in vitro fertilisation method ii
In Vitro Fertilisation – Method II
  • The eggs and sperm are combined in the prepared fluid and left for approximately 18 hours.
  • Next, suitable embryos are selected and finally, they are inserted into the woman’s uterus.
in vitro fertilisation ethics
In Vitro Fertilisation – Ethics
  • Many people, especially Catholics, are opposed to IVF, believing it violates the laws of life.
  • Religious opposition states that artificial fertilisation is unethical due to the belief that it avoids the purpose of marriage; the creation of a new life through the unity of a man and a woman.
  • Cloning is the process in which a new organism is made using the DNA of another organism.
  • This means that the new organism will be genetically identical to the “parent” organism.
  • Cloning is generally performed using somatic cell nuclear transfer, or SCNT.
cloning method i
Cloning – Method I
  • The nucleus of a cell other than a sperm or egg cell is taken from a cell sample.
  • The nucleus of an egg cell is removed from the egg.
  • The nucleus of the first cell is inserted into the egg cell without a nucleus.
  • The new nucleus will be reprogrammed by the rest of the egg cell and will begin to divide.
cloning method ii
Cloning – Method II
  • When the egg cell has developed sufficiently by itself, it is inserted into a surrogate and will attach to the lining of the uterus.

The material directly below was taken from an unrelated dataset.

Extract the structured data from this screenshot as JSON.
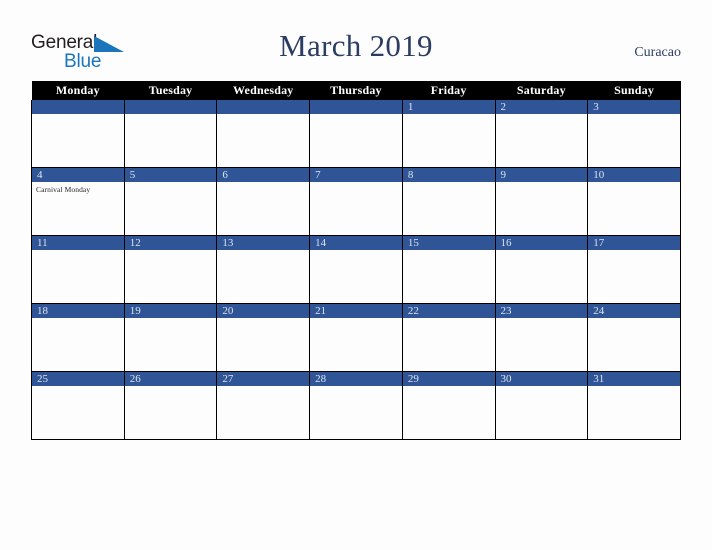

  • Growth of the foetus will continue as normal.
cloning ethics
Cloning – Ethics
  • Similar to its opposition of IVF, the Catholic Church condemns cloning, as they believe that life starts at conception, which never takes place during the cloning process.
  • The issue of identity also arises in the ethical debate concerning cloning. As a clone is genetically identical to its parent, there may be a lost sense of identity and uniqueness.
  • Due to these ethical concerns, human cloning for reproductive reasons has not been performed and is illegal in many countries of the world.